■ **TASK PROMPT**
Your answer should be every line of the records that contains the word "value".

--- GIVEN RECORDS ---

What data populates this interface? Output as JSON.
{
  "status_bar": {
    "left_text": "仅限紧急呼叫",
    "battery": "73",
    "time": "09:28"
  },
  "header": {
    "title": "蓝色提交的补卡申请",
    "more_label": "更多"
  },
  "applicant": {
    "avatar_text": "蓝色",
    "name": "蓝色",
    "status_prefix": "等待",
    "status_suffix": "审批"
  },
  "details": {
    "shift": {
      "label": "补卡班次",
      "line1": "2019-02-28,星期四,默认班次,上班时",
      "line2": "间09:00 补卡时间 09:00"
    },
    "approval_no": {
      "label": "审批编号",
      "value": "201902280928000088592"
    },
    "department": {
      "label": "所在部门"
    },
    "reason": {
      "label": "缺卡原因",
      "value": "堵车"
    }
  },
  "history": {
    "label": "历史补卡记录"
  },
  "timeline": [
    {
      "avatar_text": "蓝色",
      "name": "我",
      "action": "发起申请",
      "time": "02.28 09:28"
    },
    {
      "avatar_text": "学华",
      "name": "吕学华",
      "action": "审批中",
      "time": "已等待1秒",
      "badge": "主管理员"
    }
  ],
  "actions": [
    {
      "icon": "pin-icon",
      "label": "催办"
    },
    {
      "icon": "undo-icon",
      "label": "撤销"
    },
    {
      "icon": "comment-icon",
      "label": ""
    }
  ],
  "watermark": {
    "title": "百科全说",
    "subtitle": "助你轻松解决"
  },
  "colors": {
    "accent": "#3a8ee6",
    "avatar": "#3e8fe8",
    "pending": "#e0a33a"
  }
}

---

■ **YOUR RESPONSE**
      "value": "201902280928000088592"
      "value": "堵车"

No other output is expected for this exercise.